WHAT IS REQUIRED: Each line that contains "data" needs to be copied from the listing.

● ● ● ● ●

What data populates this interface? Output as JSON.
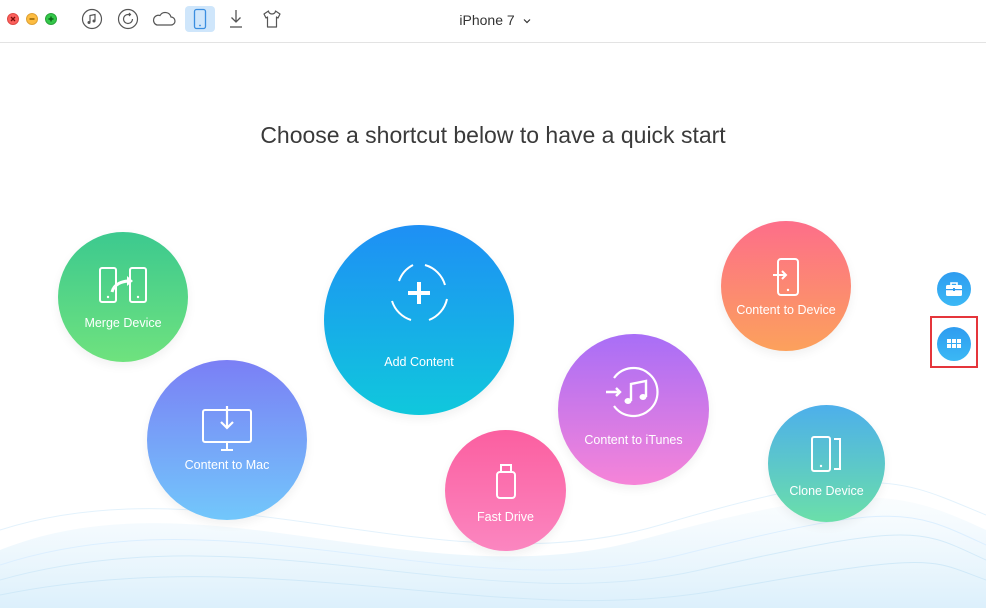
{
  "toolbar": {
    "tools": [
      {
        "name": "itunes-library",
        "icon": "music-note-icon"
      },
      {
        "name": "backup-manager",
        "icon": "history-icon"
      },
      {
        "name": "icloud-manager",
        "icon": "cloud-icon"
      },
      {
        "name": "device-manager",
        "icon": "phone-icon",
        "active": true
      },
      {
        "name": "downloader",
        "icon": "download-icon"
      },
      {
        "name": "skin",
        "icon": "tshirt-icon"
      }
    ],
    "device_name": "iPhone 7"
  },
  "main": {
    "heading": "Choose a shortcut below to have a quick start",
    "shortcuts": {
      "merge_device": "Merge Device",
      "content_to_mac": "Content to Mac",
      "add_content": "Add Content",
      "fast_drive": "Fast Drive",
      "content_to_itunes": "Content to iTunes",
      "content_to_device": "Content to Device",
      "clone_device": "Clone Device"
    }
  },
  "side": {
    "tools_icon": "toolbox-icon",
    "apps_icon": "grid-icon"
  },
  "colors": {
    "accent": "#2e9cf0",
    "highlight": "#e5353b",
    "active_tool_bg": "#cfe6fb"
  }
}
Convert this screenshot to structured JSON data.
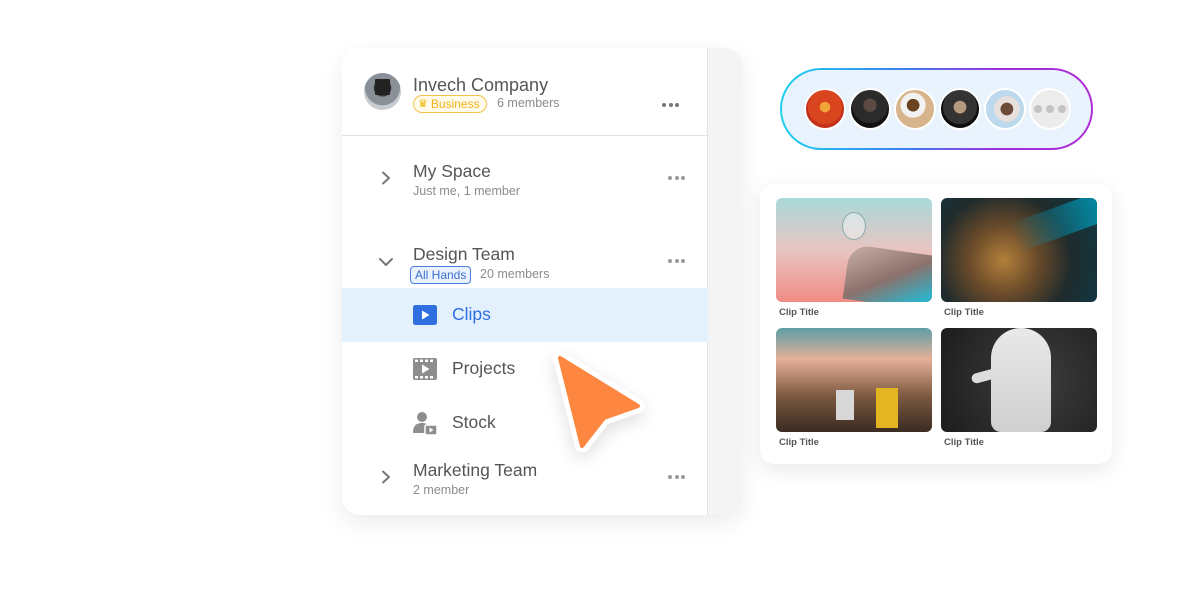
{
  "organization": {
    "name": "Invech Company",
    "plan_badge": "Business",
    "plan_icon": "crown-icon",
    "members": "6 members"
  },
  "spaces": [
    {
      "title": "My Space",
      "subtitle": "Just me, 1 member",
      "expanded": false
    },
    {
      "title": "Design Team",
      "badge": "All Hands",
      "subtitle": "20 members",
      "expanded": true,
      "items": [
        {
          "label": "Clips",
          "icon": "play-icon",
          "active": true
        },
        {
          "label": "Projects",
          "icon": "film-icon",
          "active": false
        },
        {
          "label": "Stock",
          "icon": "user-video-icon",
          "active": false
        }
      ]
    },
    {
      "title": "Marketing Team",
      "subtitle": "2 member",
      "expanded": false
    }
  ],
  "members_strip": {
    "avatars": [
      "member-1",
      "member-2",
      "member-3",
      "member-4",
      "member-5"
    ],
    "more_icon": "more-icon"
  },
  "clips": [
    {
      "title": "Clip Title"
    },
    {
      "title": "Clip Title"
    },
    {
      "title": "Clip Title"
    },
    {
      "title": "Clip Title"
    }
  ],
  "colors": {
    "accent_blue": "#2f6fe0",
    "active_row_bg": "#e3f1fd",
    "business_gold": "#f2b21d",
    "cursor_orange": "#fd8640"
  }
}
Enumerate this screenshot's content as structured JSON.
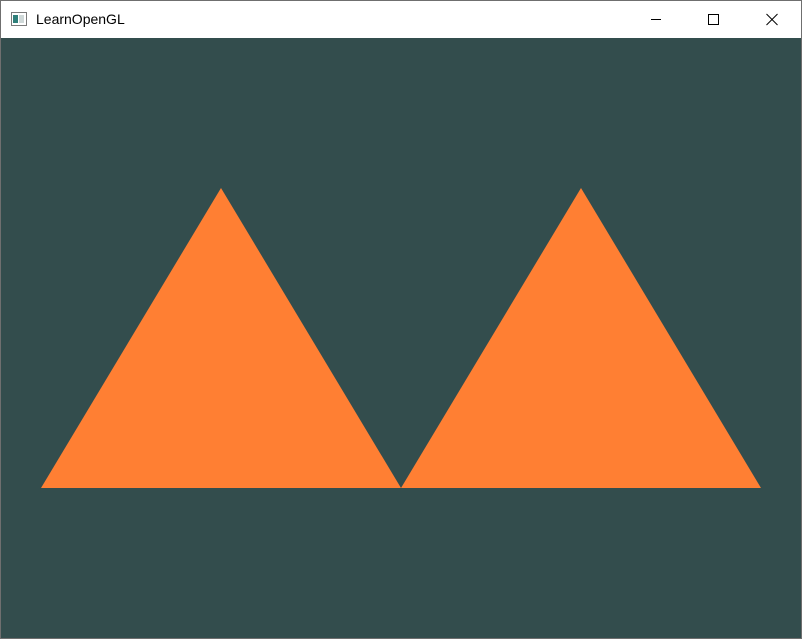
{
  "window": {
    "title": "LearnOpenGL",
    "app_icon": "opengl-window-icon",
    "controls": {
      "minimize_icon": "minimize-icon",
      "maximize_icon": "maximize-icon",
      "close_icon": "close-icon"
    }
  },
  "viewport": {
    "clear_color": "#334d4d",
    "triangles": [
      {
        "name": "left-triangle",
        "color": "#ff7f33"
      },
      {
        "name": "right-triangle",
        "color": "#ff7f33"
      }
    ]
  }
}
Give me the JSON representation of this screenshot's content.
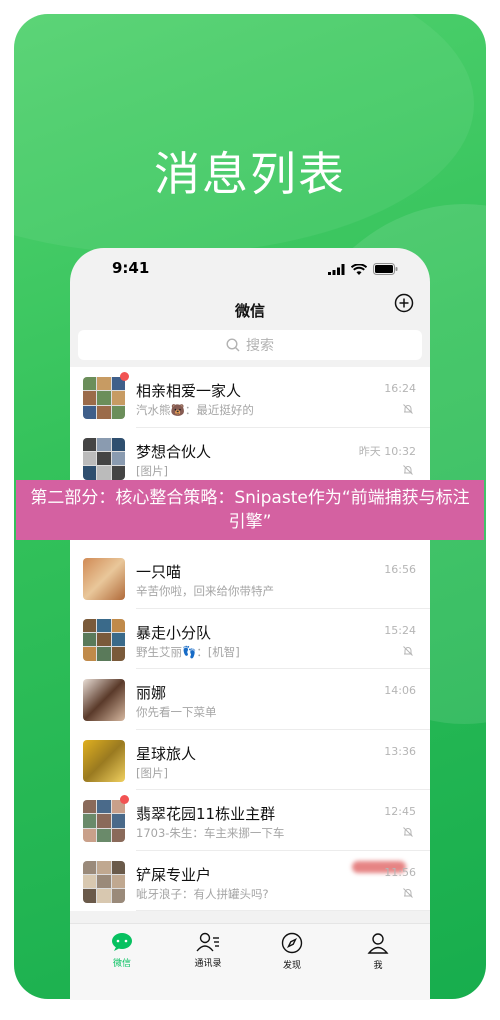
{
  "headline": "消息列表",
  "status_bar": {
    "time": "9:41"
  },
  "nav": {
    "title": "微信"
  },
  "search": {
    "placeholder": "搜索"
  },
  "chats": [
    {
      "name": "相亲相爱一家人",
      "preview": "汽水熊🐻：最近挺好的",
      "time": "16:24",
      "muted": true,
      "unread_dot": true,
      "avatar_colors": [
        "#6b8e5a",
        "#c79b63",
        "#3f5f8a",
        "#9b6b4a"
      ]
    },
    {
      "name": "梦想合伙人",
      "preview": "[图片]",
      "time": "昨天 10:32",
      "muted": true,
      "unread_dot": false,
      "avatar_colors": [
        "#444",
        "#8a9bb0",
        "#2f4f6f",
        "#bbb"
      ]
    },
    {
      "name": "一只喵",
      "preview": "辛苦你啦，回来给你带特产",
      "time": "16:56",
      "muted": false,
      "unread_dot": false,
      "avatar_colors": [
        "#d08a55",
        "#e9c79a",
        "#b06a3a",
        "#f0dcc0"
      ]
    },
    {
      "name": "暴走小分队",
      "preview": "野生艾丽👣：[机智]",
      "time": "15:24",
      "muted": true,
      "unread_dot": false,
      "avatar_colors": [
        "#7a5a3a",
        "#3a6a8a",
        "#c08a4a",
        "#5a7a5a"
      ]
    },
    {
      "name": "丽娜",
      "preview": "你先看一下菜单",
      "time": "14:06",
      "muted": false,
      "unread_dot": false,
      "avatar_colors": [
        "#e8ddd5",
        "#5a3a2a",
        "#d6b8a0",
        "#f2ebe5"
      ]
    },
    {
      "name": "星球旅人",
      "preview": "[图片]",
      "time": "13:36",
      "muted": false,
      "unread_dot": false,
      "avatar_colors": [
        "#e0b020",
        "#9a7a20",
        "#f0d060",
        "#5a4a20"
      ]
    },
    {
      "name": "翡翠花园11栋业主群",
      "preview": "1703-朱生：车主来挪一下车",
      "time": "12:45",
      "muted": true,
      "unread_dot": true,
      "avatar_colors": [
        "#8a6a5a",
        "#4a6a8a",
        "#c9a08a",
        "#6a8a6a"
      ]
    },
    {
      "name": "铲屎专业户",
      "preview": "呲牙浪子：有人拼罐头吗?",
      "time": "11:56",
      "muted": true,
      "unread_dot": false,
      "avatar_colors": [
        "#9a8a7a",
        "#c0a890",
        "#6a5a4a",
        "#d8c8b0"
      ]
    }
  ],
  "tabs": [
    {
      "label": "微信",
      "icon": "chat-bubble-icon",
      "active": true
    },
    {
      "label": "通讯录",
      "icon": "contacts-icon",
      "active": false
    },
    {
      "label": "发现",
      "icon": "compass-icon",
      "active": false
    },
    {
      "label": "我",
      "icon": "person-icon",
      "active": false
    }
  ],
  "overlay_banner": "第二部分：核心整合策略：Snipaste作为“前端捕获与标注引擎”",
  "colors": {
    "brand_green": "#07c160",
    "background_green": "#34c25b",
    "overlay_pink": "#d461a1",
    "unread_red": "#f25353"
  }
}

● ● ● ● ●

FINISHED EXERCISE:
What data populates this interface? Output as JSON.
Convert this screenshot to structured JSON data.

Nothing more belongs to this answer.